◆ Aim of the task
Across the entries below, tally every line that holds the word "GARDIEN". Give only the tally.

◆ Supplied data

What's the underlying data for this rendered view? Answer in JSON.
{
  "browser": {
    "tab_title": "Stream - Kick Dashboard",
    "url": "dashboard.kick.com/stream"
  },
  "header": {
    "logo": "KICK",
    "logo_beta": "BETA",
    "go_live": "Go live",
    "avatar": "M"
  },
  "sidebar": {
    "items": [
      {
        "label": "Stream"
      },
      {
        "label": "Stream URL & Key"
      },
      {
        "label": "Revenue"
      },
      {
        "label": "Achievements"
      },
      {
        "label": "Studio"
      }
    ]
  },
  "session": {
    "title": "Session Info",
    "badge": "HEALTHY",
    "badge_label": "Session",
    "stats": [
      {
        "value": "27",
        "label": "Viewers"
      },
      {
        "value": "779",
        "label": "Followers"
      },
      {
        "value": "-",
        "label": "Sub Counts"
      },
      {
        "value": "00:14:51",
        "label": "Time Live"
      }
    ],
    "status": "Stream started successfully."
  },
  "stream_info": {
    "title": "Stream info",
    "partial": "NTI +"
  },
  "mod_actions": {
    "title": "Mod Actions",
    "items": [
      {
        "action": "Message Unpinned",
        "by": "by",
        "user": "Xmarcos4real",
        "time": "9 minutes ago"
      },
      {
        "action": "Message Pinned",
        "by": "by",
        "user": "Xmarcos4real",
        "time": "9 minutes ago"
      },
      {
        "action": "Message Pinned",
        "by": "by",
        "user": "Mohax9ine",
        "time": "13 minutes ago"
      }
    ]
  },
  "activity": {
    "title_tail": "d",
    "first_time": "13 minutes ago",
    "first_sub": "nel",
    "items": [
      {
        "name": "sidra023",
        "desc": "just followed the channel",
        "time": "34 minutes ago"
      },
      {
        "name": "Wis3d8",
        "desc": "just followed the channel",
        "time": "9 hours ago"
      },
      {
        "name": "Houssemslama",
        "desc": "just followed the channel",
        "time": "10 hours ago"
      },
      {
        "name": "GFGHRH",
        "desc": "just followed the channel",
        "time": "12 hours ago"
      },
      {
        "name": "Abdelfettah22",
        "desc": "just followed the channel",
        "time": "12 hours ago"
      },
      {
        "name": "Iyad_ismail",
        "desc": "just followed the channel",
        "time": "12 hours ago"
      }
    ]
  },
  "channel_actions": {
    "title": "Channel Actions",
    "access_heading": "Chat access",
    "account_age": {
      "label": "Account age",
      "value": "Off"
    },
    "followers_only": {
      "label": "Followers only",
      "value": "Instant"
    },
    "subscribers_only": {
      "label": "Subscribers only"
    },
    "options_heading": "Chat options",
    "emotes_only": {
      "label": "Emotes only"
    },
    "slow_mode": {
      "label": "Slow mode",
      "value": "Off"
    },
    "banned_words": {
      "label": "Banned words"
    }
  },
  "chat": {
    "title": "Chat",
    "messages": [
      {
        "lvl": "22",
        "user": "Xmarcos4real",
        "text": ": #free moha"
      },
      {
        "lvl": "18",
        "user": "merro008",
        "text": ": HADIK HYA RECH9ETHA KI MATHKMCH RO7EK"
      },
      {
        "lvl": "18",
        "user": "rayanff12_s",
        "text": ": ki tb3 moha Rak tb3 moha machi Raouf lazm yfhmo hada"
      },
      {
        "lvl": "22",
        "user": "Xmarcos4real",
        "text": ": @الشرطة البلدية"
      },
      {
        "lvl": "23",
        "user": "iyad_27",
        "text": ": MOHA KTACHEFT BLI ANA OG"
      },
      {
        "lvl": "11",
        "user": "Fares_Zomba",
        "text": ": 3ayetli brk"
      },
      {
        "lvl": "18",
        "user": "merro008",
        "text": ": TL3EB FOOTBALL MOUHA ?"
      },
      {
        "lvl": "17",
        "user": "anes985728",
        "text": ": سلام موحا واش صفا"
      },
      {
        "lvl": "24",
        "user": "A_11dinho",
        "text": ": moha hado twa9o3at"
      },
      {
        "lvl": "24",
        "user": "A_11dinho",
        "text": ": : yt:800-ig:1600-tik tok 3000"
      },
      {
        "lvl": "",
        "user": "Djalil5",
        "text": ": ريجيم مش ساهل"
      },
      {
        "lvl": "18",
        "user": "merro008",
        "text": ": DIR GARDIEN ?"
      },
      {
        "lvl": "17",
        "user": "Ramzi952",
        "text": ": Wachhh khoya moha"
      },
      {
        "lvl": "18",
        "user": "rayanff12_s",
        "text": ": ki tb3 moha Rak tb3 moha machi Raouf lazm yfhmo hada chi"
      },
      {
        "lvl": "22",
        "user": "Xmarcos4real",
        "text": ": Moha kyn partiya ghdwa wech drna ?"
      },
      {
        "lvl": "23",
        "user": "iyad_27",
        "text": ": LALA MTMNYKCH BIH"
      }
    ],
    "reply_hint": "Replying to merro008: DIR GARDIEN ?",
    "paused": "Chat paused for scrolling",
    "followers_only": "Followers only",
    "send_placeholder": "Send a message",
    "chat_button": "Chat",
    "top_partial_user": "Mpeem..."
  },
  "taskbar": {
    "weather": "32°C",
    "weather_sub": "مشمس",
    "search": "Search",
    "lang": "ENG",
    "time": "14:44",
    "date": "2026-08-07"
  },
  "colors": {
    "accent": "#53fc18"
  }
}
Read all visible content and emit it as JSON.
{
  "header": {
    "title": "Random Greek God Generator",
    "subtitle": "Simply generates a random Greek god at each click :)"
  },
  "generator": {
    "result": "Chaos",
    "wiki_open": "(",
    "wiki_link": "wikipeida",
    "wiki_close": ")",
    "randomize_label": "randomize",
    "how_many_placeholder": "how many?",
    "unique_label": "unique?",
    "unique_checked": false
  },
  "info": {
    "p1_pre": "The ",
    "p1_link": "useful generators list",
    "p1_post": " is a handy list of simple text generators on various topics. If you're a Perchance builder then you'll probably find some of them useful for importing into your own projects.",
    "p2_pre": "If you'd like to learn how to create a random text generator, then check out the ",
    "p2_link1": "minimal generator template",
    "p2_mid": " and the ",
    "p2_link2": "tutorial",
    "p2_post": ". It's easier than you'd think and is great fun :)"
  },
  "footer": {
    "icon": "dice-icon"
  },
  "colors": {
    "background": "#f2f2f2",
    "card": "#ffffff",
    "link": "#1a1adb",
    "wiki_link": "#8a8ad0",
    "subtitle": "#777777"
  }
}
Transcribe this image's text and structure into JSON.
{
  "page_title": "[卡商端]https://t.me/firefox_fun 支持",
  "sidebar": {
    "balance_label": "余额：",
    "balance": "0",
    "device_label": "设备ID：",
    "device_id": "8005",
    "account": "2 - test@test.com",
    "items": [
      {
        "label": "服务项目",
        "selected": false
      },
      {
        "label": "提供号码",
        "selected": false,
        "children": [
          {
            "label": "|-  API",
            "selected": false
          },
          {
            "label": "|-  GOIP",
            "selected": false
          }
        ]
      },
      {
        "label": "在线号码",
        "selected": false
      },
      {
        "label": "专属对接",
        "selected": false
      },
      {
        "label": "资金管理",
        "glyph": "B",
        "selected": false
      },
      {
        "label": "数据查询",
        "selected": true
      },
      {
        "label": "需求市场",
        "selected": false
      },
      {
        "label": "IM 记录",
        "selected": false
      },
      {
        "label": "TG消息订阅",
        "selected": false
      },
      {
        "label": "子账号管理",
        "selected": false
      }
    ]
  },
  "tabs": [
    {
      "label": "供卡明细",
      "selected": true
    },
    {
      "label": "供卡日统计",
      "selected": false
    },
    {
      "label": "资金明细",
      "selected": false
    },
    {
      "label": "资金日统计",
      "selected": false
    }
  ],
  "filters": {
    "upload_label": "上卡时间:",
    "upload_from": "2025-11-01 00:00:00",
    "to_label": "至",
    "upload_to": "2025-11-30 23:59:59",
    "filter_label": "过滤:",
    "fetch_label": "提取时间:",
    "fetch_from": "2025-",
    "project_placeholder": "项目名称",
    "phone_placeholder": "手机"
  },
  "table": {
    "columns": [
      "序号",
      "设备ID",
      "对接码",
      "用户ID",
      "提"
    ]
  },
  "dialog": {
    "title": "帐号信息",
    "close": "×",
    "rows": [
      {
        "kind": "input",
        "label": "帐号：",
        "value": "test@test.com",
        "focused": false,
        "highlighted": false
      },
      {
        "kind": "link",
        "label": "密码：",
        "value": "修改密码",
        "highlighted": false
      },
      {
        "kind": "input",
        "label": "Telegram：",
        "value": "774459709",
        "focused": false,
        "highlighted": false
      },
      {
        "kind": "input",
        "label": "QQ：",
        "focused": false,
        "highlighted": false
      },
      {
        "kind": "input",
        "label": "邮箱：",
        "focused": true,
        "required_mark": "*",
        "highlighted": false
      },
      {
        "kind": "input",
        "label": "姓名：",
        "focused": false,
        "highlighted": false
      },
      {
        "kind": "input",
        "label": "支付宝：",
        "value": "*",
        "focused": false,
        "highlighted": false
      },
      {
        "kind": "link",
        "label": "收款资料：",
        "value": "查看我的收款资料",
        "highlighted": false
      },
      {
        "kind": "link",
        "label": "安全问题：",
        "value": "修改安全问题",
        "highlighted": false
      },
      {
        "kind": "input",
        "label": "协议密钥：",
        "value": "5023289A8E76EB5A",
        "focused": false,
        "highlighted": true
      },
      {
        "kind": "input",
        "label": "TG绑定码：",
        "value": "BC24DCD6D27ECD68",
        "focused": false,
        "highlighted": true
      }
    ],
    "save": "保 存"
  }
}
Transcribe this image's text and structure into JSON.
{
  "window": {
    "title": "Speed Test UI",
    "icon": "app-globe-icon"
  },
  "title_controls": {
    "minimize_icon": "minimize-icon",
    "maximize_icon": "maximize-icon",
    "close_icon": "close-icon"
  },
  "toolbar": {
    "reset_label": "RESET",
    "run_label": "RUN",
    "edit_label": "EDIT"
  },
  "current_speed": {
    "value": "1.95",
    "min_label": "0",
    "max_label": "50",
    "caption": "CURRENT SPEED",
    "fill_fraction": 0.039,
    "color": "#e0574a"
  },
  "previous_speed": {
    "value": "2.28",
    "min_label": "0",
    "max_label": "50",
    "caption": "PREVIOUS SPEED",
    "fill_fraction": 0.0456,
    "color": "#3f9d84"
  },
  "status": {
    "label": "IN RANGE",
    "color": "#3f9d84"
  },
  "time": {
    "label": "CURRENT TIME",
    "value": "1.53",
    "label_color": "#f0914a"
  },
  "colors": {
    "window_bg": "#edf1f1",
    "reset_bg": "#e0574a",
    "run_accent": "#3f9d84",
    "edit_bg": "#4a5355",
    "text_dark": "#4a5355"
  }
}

◆ The completed task
2